The two leaders also agreed to strengthen cooperation in the areas of finance, nuclear energy, renewable energy, and IT, and to work closely together to develop future growth engines.
At the summit meeting in Downing Street in London on November 6, the two leaders agreed to form a Joint Economic and Trade Committee (JETCO) and a bilateral CEO forum to implement such goals above. Under the agreement, the countries will hold a JETCO meeting every 18 months, along with a joint forum for top business leaders from both countries.
During President Park’s state visit to the UK, the two governments and businesses in both countries signed a whopping 18 memoranda of understandings detailing exchanges in those fields.

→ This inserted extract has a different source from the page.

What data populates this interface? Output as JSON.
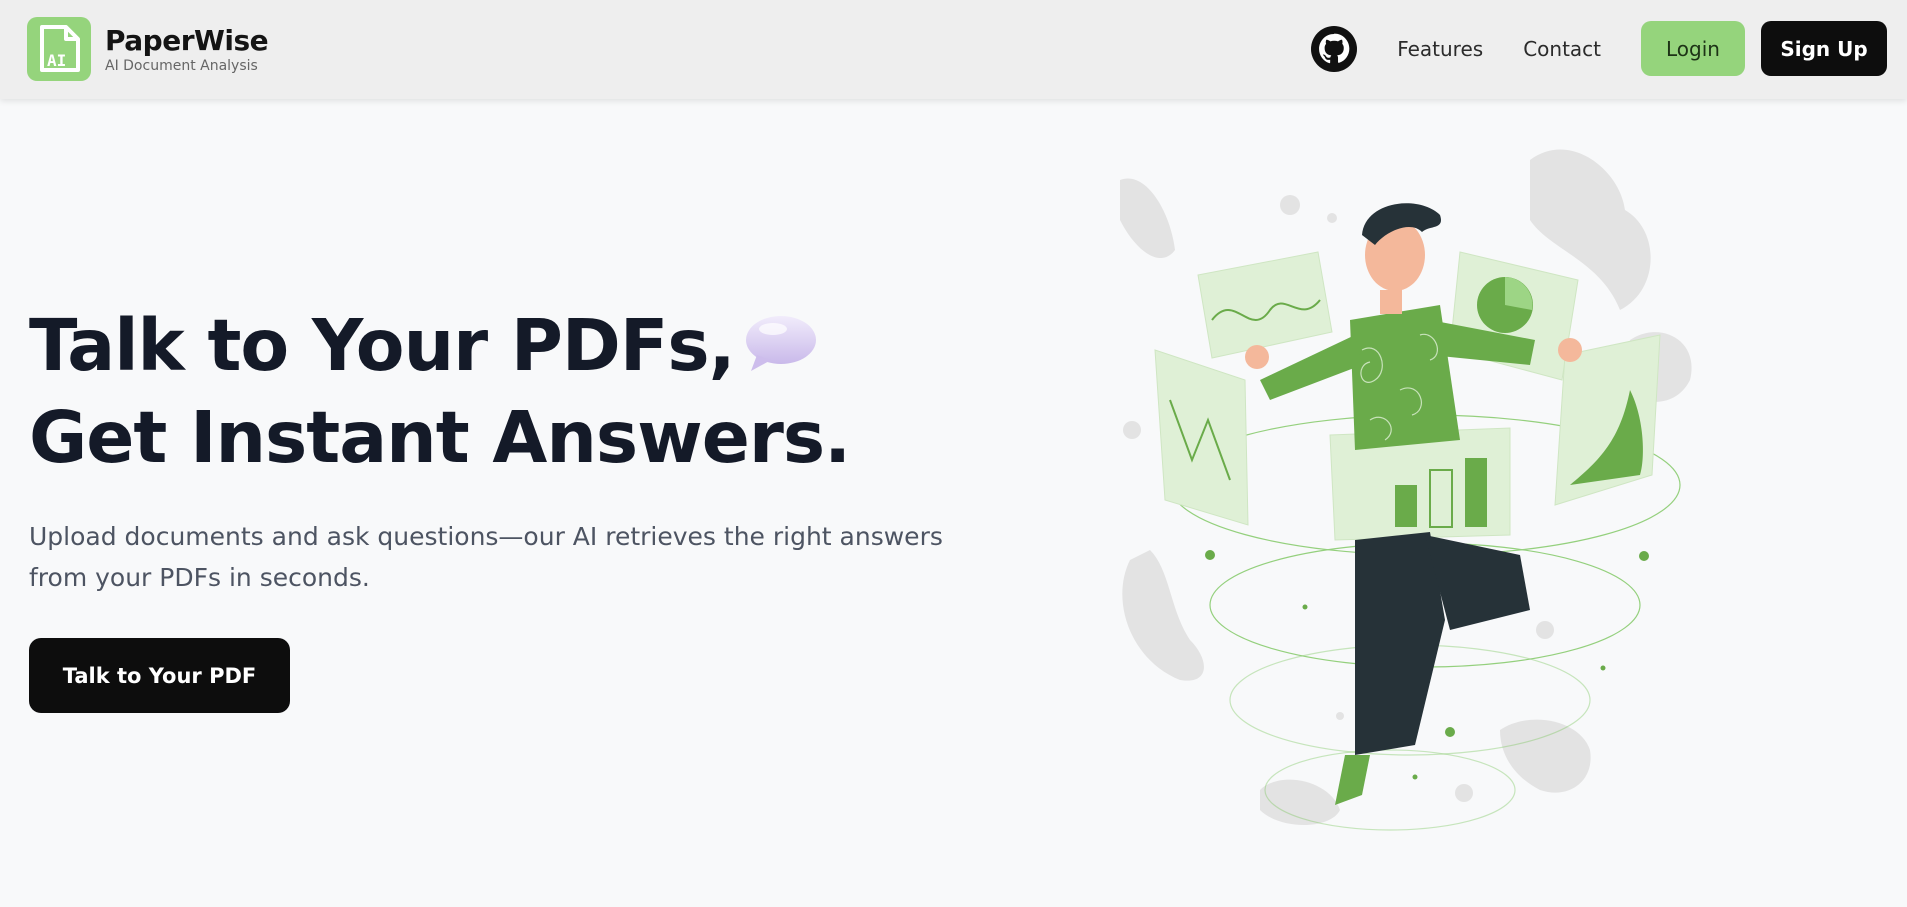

In the finance sector a total of 11 MOUs were signed, including the one calling for cooperation between financial regulators for sharing information and experiences, which is expected to help Korea learn from Britain’s advanced financial oversight system.
In particular, Korea’s Export-Import Bank and Britain’s UK Export Finance agreed to jointly provide up to US$1 billion of project financing for the next three years. Two more similar deals were signed, worth US$2 billion combined. Consequently, the money involved in the project financing deals amounts to US$3 billion.
The two sides also signed seven MOUs in the nuclear and renewable energy sectors. In particular, the deal on comprehensive nuclear power cooperation between the two countries is seen as a first step toward exporting atomic power plants to Great Britain. In addition, the two sides signed an MOU on cooperation in nuclear power plant dismantlement, which would help Seoul learn from British technology. The UK plans to dismantle 15 of its 16 aging power-generating nuclear reactors by 2023, and plans to build 10 new ones by 2025.
Another discussion of the summit was about cooperation to develop new engines for future growth. President Park stressed, “We could further expand our economic horizons if we combine our strengths and enter third country markets together,” saying Korea is strong in manufacturing, auto, steel, shipbuilding, and semiconductors, while Britain is on the cutting edge in the basic sciences, finance, cultural content, design, and the services sector.
To pursue new engines for future growth during her presidency, President Park has highlighted the Creative Economy, which calls for converging information and communications technology with culture and other realms to create novel industries and more jobs.